START Input

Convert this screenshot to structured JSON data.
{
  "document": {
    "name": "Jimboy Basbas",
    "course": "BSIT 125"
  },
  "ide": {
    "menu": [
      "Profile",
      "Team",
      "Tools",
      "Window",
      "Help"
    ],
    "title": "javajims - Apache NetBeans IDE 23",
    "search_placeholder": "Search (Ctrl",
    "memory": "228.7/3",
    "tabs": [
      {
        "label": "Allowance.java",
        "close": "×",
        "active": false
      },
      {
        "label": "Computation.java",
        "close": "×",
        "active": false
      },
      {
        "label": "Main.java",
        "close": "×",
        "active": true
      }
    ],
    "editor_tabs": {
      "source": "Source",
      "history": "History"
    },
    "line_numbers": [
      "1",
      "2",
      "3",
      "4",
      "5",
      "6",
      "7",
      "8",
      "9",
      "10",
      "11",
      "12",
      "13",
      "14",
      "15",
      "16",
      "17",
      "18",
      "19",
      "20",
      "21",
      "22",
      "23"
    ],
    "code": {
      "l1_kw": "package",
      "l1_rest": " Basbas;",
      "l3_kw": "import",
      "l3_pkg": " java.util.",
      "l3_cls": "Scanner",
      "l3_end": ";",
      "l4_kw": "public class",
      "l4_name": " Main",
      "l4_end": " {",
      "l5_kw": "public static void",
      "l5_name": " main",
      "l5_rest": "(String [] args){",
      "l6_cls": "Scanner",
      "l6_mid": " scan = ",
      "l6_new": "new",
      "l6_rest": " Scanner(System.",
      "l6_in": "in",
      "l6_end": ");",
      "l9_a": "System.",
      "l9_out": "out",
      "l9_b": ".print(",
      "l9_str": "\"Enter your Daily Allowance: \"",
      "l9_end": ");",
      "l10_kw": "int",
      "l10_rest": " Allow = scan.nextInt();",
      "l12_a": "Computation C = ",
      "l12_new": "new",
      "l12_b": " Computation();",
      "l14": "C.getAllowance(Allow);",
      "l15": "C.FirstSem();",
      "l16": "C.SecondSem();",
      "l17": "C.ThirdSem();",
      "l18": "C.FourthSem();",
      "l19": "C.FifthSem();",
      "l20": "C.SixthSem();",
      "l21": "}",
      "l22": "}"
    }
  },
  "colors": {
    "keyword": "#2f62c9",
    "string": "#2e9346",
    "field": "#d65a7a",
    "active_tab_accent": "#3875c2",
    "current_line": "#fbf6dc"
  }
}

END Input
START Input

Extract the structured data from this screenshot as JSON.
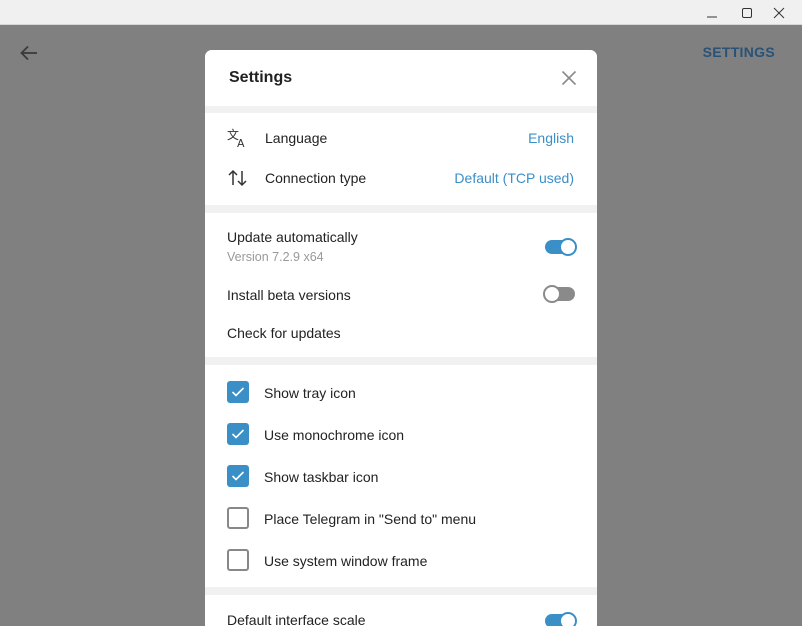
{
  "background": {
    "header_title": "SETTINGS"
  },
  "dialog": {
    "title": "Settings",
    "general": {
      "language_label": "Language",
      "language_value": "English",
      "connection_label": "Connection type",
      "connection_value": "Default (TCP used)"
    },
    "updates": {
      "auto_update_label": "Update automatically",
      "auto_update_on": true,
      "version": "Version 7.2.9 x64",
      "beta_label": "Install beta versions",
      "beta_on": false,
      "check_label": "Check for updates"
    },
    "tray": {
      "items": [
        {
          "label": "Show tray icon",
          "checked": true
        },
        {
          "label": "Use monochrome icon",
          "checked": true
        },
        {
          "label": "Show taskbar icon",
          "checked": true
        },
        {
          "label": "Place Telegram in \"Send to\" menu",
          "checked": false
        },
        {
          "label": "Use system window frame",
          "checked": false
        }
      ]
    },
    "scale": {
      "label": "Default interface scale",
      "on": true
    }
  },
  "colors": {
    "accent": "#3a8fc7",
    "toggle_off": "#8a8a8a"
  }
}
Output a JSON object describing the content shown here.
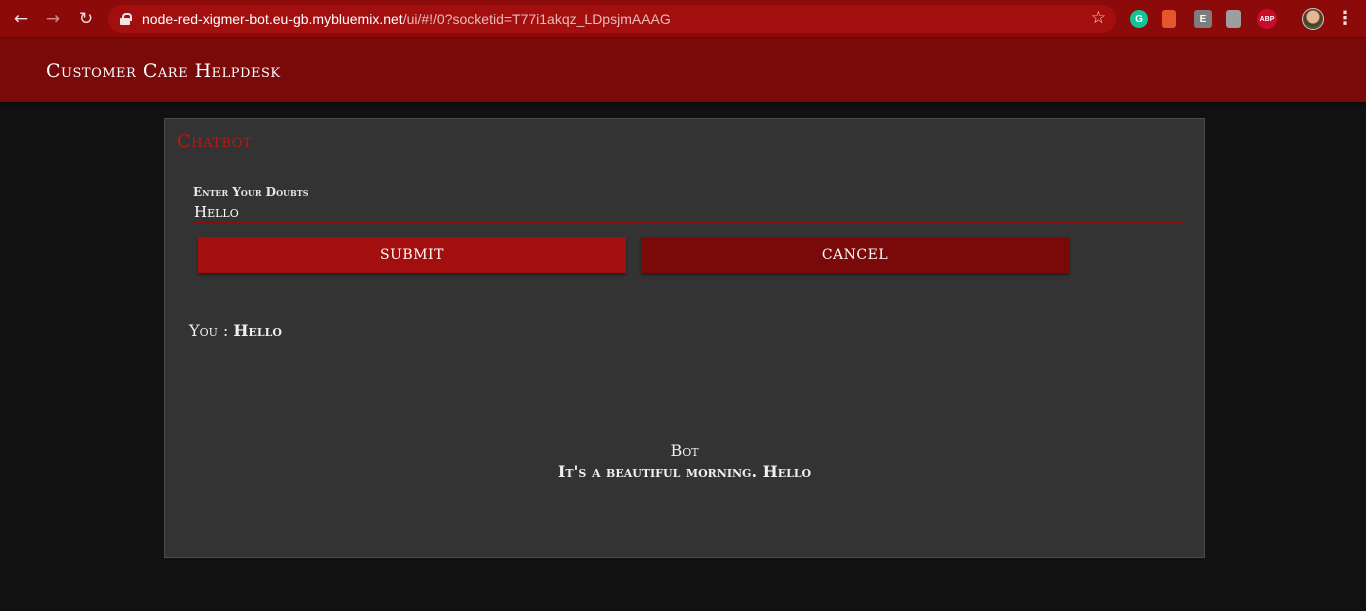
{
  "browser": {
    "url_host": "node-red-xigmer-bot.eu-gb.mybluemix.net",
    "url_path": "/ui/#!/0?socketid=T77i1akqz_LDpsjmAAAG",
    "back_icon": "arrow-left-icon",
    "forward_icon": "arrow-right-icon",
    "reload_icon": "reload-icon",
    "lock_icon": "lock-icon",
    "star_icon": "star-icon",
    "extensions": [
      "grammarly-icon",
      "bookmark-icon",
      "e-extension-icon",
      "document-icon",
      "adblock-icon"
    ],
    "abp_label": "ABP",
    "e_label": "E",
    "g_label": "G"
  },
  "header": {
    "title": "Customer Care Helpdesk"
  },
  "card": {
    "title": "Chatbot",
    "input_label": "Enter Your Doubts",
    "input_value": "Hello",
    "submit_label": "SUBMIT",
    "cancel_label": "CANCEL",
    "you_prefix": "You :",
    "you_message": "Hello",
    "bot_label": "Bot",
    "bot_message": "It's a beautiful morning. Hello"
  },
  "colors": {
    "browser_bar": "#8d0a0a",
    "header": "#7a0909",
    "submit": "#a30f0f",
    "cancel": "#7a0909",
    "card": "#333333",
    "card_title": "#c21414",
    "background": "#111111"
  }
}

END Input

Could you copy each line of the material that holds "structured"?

Convert this screenshot to structured JSON data.
Extract the structured data from this screenshot as JSON.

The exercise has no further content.